If you were to do Gospel of John Mad Libs, you might end up with the passage we read in church this morning. John 9 has a little bit of everything: the healing of a blind man, disputes with the Pharisees, controversies around the Sabbath, and the inability of two groups of people to understand what the other is saying. The chapter is essentially a list of John the Evangelist’s greatest hits. In spite of this implicit richness, there are many who are inclined to read this as a simple story of a miraculous healing: Jesus makes mud, spreads it on some guy’s eyes, and he is able to see, even though he was born blind. This is understandable in some ways. After all, the man’s story about what happened to him is pretty simple: “The man called Jesus made mud, spread it on my eyes, and said to me, ‘Go to Siloam and wash.’ Then I went and washed and received my sight.” He repeats a version of this several times throughout the passage, always with the same dry rehearsal of the facts.
I think the reason for the man’s repetition, however, is not that this is a simple story, but because the dry rehearsal of the facts exposes the tension between Jesus and the religious authorities. Notice that at the beginning of this passage, the disciples wonder aloud who was responsible for the man’s blindness. John includes this detail in part to illustrate how the religious authorities of the day viewed the world. For them, physical capacity was automatically associated with how sinful or righteous you were. If you were strong and healthy, the likelihood was that you were righteous. If you were physically infirm, the likelihood was that you or someone close to you was sinful. This distinction led the religious authorities to make determinations about who was “in” or “out” based on their understanding of people’s relative righteousness or sinfulness. John also argues that this led the religious authorities to look at everyone in terms of these categories of “righteous” or “sinful,” in terms of whether they were “in” or “out.”
This is ultimately the source of the misunderstanding between the man born blind and the Pharisees. The Pharisees looked at a man who had been blind from birth, a man firmly in the “sinful” category, and saw that he was no longer blind, that he could no longer easily be considered “sinful.” Instead of reevaluating their categories, the Pharisees try to prove that there’s no way the man could have actually been healed from his blindness. It’s almost hilarious: they assume that the guy is impersonating the real blind beggar, they ask his parents to explain what’s going on, they repeatedly tell the man that he was born in sin. In the meantime, the man repeats over and over, “One thing I do know, that though I was blind, now I see.” The Pharisees refuse to recognize that the man has been healed, because in their worldview, people born in sin do not change, and are certainly not changed by people who don’t observe the Sabbath. The Pharisees refuse to change the way they look at the world. They refuse to see beyond their limited categories of “sinful” and “righteous,” and so they fail to recognize the truth when it stares them directly in the face.
While the Pharisees are clearly in the wrong in this passage, I suspect that more than a few of us have shared a worldview with the religious authorities of John’s gospel at some point in our lives.
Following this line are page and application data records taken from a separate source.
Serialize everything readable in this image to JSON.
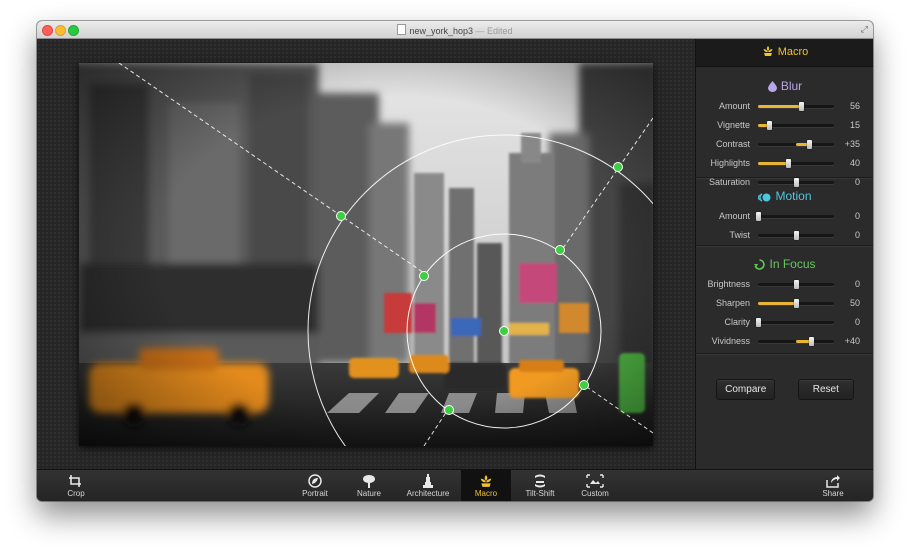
{
  "window": {
    "filename": "new_york_hop3",
    "status": "— Edited"
  },
  "sidebar": {
    "preset": "Macro",
    "sections": [
      {
        "title": "Blur",
        "color": "#b9a6e8",
        "sliders": [
          {
            "label": "Amount",
            "value": "56",
            "level": 0.56
          },
          {
            "label": "Vignette",
            "value": "15",
            "level": 0.15
          },
          {
            "label": "Contrast",
            "value": "+35",
            "level": 0.675
          },
          {
            "label": "Highlights",
            "value": "40",
            "level": 0.4
          },
          {
            "label": "Saturation",
            "value": "0",
            "level": 0.5
          }
        ]
      },
      {
        "title": "Motion",
        "color": "#4fc6de",
        "sliders": [
          {
            "label": "Amount",
            "value": "0",
            "level": 0
          },
          {
            "label": "Twist",
            "value": "0",
            "level": 0.5
          }
        ]
      },
      {
        "title": "In Focus",
        "color": "#66c85c",
        "sliders": [
          {
            "label": "Brightness",
            "value": "0",
            "level": 0.5
          },
          {
            "label": "Sharpen",
            "value": "50",
            "level": 0.5
          },
          {
            "label": "Clarity",
            "value": "0",
            "level": 0
          },
          {
            "label": "Vividness",
            "value": "+40",
            "level": 0.7
          }
        ]
      }
    ],
    "compare_label": "Compare",
    "reset_label": "Reset"
  },
  "toolbar": {
    "crop": "Crop",
    "presets": [
      "Portrait",
      "Nature",
      "Architecture",
      "Macro",
      "Tilt-Shift",
      "Custom"
    ],
    "active": "Macro",
    "share": "Share"
  },
  "colors": {
    "accent": "#f1c12f",
    "handle": "#3fce3f"
  }
}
We like to put things in categories, to keep things organized. When we are organizing our closets, this is not a bad thing. But this is a dangerous habit to indulge when we are talking about other human beings. When we look at a person and make a determination about who he is based on how he looks, we are falling into the same trap as the Pharisees. When we think we know a person just because we know where she’s from, we are failing to recognize the truth. God calls us to look beyond our limited worldviews and appreciate the people of this world for who they are and who they can be, instead of who we think they ought to be.